# Directions for this task
Below are the records; copy every line in them that holds the string "time".
**** Data provided
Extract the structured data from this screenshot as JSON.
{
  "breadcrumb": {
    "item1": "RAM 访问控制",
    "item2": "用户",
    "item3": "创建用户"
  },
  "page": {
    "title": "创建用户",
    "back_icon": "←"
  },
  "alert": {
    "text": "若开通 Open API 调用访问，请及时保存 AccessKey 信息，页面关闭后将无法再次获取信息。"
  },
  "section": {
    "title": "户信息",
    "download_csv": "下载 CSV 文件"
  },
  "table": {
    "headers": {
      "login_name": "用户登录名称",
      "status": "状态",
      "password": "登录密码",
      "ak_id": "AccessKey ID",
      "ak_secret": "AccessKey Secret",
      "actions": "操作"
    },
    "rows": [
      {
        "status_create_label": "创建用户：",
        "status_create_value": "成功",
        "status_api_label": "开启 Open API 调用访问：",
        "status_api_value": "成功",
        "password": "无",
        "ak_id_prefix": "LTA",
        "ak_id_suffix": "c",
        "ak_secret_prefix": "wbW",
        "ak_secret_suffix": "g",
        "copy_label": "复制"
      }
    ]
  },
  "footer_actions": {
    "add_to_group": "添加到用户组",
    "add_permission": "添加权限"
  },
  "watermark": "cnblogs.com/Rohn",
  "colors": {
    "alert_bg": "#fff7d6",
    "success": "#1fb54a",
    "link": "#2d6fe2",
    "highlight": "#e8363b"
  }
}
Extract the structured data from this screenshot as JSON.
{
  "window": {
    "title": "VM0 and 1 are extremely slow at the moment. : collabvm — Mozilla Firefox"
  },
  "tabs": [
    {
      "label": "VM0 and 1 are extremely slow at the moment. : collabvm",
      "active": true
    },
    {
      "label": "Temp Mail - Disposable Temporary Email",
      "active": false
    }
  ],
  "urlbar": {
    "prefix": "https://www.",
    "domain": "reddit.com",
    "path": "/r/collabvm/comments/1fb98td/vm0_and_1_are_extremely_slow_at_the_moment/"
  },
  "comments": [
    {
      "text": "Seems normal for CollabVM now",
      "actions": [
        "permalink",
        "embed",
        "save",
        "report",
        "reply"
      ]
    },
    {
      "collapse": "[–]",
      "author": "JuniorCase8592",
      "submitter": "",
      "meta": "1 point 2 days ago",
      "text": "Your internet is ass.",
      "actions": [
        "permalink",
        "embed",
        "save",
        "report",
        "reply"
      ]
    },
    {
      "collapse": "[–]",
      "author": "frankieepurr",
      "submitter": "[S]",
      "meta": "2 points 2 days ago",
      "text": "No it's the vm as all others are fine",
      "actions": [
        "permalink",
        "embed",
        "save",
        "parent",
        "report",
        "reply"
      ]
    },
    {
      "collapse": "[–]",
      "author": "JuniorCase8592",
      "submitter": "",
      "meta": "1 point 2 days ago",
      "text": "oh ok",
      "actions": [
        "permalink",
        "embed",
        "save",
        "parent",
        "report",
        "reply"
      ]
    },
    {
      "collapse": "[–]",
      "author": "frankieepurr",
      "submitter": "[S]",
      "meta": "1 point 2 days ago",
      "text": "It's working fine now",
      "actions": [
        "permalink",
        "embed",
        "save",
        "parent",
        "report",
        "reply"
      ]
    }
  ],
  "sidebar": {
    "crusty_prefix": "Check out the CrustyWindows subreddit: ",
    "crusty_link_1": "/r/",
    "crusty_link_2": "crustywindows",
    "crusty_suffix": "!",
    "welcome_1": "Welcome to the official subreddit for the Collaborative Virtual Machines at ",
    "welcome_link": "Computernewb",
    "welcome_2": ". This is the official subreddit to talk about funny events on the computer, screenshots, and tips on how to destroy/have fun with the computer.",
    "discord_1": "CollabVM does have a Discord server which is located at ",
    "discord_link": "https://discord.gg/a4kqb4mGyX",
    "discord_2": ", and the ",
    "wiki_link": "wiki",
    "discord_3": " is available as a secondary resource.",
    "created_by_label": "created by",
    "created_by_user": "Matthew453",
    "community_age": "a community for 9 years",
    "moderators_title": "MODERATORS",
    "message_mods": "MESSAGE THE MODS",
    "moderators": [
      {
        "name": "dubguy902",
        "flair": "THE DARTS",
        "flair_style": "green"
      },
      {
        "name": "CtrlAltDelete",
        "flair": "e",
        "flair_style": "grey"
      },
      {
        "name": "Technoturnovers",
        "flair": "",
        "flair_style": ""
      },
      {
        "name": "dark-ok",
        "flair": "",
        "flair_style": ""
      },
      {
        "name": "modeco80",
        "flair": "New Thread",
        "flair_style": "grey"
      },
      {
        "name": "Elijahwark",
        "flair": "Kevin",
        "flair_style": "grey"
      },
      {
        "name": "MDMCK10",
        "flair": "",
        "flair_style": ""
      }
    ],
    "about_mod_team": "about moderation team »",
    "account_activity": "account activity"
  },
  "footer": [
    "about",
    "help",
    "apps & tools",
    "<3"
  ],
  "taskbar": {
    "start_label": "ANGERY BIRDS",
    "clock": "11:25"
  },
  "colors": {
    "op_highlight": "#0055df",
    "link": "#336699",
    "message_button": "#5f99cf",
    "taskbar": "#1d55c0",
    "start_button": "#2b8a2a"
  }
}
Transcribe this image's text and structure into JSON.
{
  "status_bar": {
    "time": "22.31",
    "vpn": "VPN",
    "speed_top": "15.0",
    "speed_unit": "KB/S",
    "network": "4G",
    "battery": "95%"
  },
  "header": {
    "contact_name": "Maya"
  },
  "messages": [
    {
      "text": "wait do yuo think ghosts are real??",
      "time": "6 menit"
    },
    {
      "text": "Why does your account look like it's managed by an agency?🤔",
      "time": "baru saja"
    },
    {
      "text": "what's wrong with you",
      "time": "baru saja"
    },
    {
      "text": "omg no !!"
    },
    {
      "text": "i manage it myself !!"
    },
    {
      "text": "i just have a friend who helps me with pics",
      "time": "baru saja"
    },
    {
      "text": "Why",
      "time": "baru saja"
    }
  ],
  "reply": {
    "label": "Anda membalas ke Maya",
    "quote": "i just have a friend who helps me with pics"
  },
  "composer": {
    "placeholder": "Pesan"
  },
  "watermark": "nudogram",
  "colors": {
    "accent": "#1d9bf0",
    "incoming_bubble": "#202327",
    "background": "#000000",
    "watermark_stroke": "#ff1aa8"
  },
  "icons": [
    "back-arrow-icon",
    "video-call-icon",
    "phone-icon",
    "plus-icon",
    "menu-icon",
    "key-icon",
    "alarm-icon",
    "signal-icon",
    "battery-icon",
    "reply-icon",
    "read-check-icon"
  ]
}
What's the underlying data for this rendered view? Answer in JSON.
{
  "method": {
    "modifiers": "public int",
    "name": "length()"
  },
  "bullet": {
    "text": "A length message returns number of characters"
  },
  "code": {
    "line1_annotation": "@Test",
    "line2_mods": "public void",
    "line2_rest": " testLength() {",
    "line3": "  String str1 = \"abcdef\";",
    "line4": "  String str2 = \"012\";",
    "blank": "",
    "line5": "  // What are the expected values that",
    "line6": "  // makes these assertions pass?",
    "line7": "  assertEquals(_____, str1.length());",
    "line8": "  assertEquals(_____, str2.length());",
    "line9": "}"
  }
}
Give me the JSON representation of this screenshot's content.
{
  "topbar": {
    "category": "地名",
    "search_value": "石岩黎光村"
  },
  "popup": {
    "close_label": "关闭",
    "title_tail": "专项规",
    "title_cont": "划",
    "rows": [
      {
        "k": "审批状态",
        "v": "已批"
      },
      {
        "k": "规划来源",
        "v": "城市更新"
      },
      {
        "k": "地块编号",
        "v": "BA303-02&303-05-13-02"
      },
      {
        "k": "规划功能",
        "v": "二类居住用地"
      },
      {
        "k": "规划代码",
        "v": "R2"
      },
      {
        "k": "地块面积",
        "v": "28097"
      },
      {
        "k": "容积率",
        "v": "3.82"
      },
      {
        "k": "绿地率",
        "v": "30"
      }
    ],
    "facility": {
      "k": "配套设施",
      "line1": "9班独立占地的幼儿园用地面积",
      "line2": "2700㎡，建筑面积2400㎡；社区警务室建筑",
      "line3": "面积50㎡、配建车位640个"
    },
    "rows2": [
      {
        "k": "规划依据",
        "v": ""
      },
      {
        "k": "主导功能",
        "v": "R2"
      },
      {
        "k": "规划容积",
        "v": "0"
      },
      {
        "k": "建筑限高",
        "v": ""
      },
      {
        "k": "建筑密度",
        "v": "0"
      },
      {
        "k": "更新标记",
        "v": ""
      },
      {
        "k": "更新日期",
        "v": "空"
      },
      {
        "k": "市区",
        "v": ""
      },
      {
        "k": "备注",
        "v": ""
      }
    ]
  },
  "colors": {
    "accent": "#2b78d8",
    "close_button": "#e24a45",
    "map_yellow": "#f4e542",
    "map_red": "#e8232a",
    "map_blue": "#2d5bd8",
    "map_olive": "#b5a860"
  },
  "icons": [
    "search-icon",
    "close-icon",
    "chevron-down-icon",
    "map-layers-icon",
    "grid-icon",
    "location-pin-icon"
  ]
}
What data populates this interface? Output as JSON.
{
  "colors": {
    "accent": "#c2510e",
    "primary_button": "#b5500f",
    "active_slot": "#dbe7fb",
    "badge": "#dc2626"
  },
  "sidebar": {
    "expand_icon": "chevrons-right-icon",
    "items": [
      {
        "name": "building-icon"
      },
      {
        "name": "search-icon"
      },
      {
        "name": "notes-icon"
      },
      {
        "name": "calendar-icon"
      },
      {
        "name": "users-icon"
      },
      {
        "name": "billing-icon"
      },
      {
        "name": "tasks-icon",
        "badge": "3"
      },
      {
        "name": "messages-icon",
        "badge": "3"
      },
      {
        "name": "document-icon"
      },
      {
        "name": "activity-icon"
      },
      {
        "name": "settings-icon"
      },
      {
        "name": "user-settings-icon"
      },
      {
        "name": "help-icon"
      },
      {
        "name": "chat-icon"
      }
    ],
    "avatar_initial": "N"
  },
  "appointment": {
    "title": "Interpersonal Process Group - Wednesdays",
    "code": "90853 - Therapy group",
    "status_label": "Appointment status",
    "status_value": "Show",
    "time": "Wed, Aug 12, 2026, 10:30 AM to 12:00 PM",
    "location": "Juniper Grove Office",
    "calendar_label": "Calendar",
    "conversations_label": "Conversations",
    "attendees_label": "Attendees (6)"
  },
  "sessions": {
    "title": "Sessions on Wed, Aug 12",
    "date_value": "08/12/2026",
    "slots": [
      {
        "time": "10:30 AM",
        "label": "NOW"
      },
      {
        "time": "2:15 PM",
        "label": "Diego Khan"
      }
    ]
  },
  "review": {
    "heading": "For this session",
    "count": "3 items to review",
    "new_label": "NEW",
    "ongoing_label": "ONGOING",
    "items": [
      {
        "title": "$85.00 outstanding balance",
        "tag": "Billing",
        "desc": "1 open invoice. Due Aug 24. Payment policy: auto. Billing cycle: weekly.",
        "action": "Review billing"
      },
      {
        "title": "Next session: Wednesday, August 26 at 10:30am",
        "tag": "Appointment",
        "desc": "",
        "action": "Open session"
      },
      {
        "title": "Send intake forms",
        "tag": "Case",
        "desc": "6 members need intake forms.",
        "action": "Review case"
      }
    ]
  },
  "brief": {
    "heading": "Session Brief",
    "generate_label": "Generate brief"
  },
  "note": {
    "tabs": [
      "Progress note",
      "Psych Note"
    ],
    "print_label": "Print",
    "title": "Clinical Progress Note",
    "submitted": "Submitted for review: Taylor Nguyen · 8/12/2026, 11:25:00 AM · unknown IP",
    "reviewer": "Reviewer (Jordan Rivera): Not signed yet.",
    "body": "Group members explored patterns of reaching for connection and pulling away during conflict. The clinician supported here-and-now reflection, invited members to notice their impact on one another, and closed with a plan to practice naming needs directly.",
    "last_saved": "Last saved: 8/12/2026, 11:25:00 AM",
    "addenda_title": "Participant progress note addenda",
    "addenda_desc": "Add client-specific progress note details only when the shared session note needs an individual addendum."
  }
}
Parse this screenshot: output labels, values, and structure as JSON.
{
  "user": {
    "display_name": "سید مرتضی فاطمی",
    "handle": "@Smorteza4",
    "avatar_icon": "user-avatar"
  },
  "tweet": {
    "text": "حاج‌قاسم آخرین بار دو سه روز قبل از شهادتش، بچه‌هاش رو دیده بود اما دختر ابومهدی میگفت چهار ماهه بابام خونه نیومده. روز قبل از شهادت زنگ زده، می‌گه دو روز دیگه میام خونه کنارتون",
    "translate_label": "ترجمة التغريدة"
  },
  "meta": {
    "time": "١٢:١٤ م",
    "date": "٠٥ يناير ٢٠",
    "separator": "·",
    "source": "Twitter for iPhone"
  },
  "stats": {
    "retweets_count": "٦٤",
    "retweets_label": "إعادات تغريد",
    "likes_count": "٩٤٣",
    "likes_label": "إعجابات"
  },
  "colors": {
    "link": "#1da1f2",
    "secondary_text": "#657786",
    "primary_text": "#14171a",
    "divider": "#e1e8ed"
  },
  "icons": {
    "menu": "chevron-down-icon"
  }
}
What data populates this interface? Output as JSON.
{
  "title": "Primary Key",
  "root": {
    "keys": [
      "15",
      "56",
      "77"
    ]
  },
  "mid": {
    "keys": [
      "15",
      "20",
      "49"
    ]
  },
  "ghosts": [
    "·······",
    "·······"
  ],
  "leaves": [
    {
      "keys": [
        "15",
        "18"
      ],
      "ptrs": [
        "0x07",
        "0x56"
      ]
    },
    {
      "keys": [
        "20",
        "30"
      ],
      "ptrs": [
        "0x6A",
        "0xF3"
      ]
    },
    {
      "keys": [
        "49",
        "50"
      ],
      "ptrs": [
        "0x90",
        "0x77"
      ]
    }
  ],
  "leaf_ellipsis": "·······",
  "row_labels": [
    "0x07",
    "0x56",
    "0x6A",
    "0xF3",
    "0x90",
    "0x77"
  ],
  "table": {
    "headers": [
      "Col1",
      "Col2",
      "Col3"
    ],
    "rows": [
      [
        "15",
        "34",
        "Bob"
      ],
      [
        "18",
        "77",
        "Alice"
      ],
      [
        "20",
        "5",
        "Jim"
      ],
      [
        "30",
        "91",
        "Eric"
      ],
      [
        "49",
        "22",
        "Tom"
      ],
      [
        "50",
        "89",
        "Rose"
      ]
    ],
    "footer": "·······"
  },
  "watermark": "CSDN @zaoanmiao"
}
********
# Result below
    "time": "22.31",
      "time": "6 menit"
      "time": "baru saja"
      "time": "baru saja"
      "time": "baru saja"
      "time": "baru saja"
    "time": "Wed, Aug 12, 2026, 10:30 AM to 12:00 PM",
        "time": "10:30 AM",
        "time": "2:15 PM",
    "time": "١٢:١٤ م",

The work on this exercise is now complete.